> Exercise directions
Select the lines below containing the word "data".

> Records for the exercise
====

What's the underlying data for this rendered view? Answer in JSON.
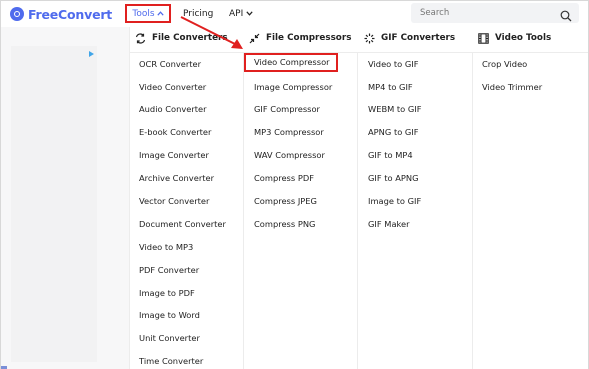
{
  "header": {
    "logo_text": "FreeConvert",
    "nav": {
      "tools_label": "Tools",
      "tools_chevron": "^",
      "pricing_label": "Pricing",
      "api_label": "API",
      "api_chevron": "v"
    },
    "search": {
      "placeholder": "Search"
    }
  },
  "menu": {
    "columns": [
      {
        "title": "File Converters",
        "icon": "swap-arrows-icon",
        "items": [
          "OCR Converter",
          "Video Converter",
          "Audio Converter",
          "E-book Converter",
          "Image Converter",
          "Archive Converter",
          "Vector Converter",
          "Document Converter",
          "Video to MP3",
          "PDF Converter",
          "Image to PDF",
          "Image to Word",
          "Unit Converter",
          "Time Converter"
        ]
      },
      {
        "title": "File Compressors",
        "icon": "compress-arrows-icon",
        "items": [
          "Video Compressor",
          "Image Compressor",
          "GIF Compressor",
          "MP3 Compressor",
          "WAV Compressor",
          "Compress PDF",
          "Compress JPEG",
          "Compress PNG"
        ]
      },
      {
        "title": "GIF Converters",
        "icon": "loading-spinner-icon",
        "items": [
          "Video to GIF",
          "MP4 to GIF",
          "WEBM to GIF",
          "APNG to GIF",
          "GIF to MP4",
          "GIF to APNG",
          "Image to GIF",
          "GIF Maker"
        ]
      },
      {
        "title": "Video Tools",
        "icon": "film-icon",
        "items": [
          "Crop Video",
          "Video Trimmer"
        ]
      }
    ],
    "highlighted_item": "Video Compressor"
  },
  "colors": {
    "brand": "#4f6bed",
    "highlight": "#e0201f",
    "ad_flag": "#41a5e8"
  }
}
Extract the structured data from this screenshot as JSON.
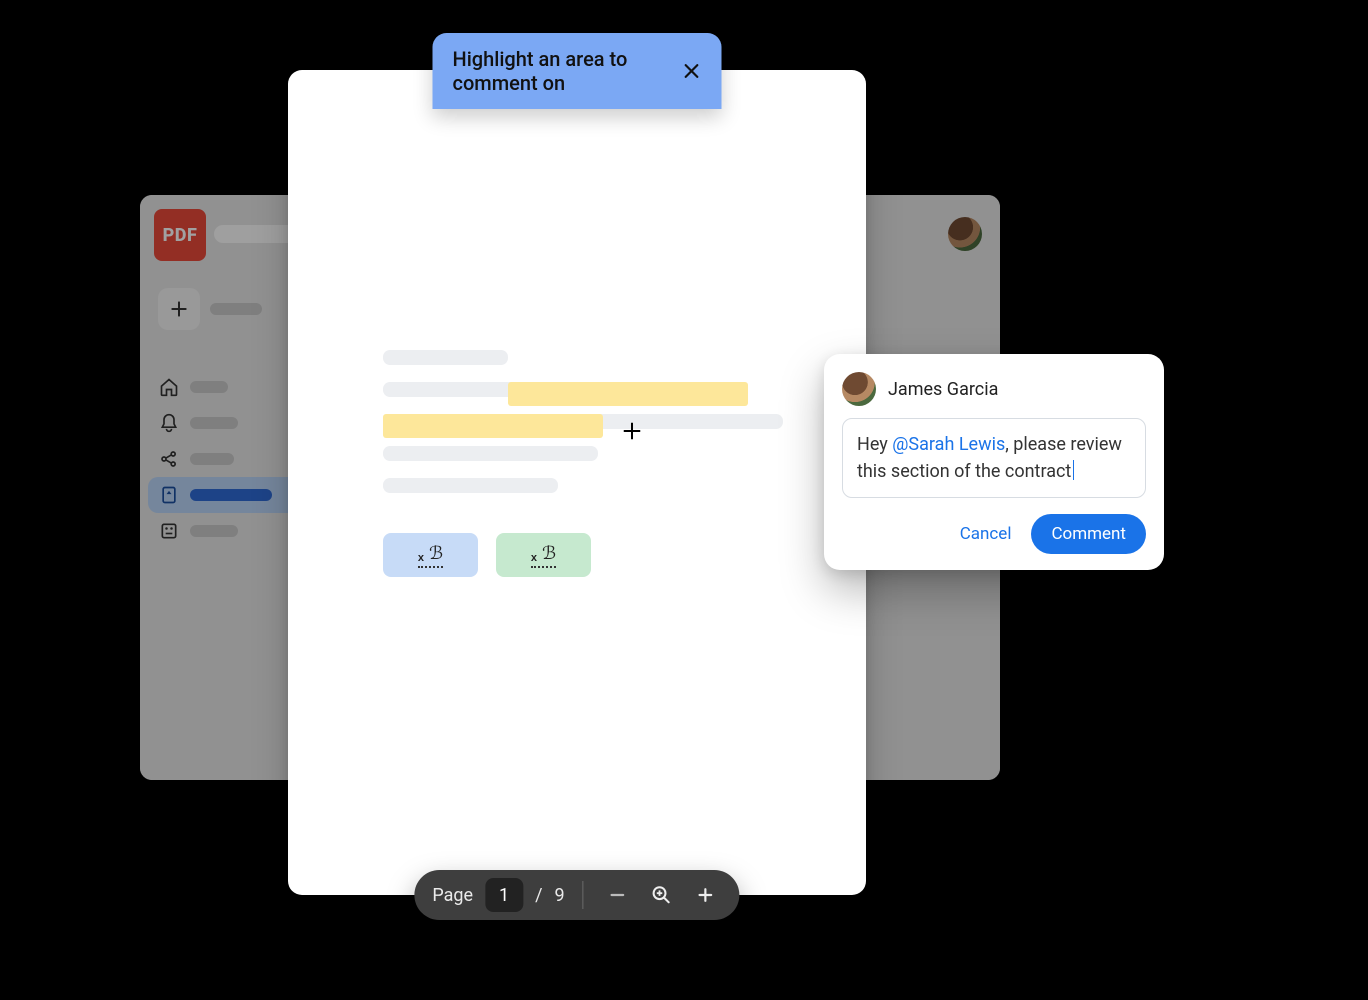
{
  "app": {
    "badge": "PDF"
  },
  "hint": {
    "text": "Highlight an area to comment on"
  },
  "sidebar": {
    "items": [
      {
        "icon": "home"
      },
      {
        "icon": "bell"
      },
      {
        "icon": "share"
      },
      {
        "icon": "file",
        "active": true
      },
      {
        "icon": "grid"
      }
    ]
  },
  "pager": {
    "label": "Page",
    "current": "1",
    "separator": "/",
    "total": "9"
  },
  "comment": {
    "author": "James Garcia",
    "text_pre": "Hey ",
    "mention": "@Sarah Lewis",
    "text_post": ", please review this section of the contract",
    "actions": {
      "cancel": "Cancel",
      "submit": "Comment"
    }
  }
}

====

> Response to this exercise
What's the underlying data for this rendered view? Answer in JSON.
Extract the structured data from this screenshot as JSON.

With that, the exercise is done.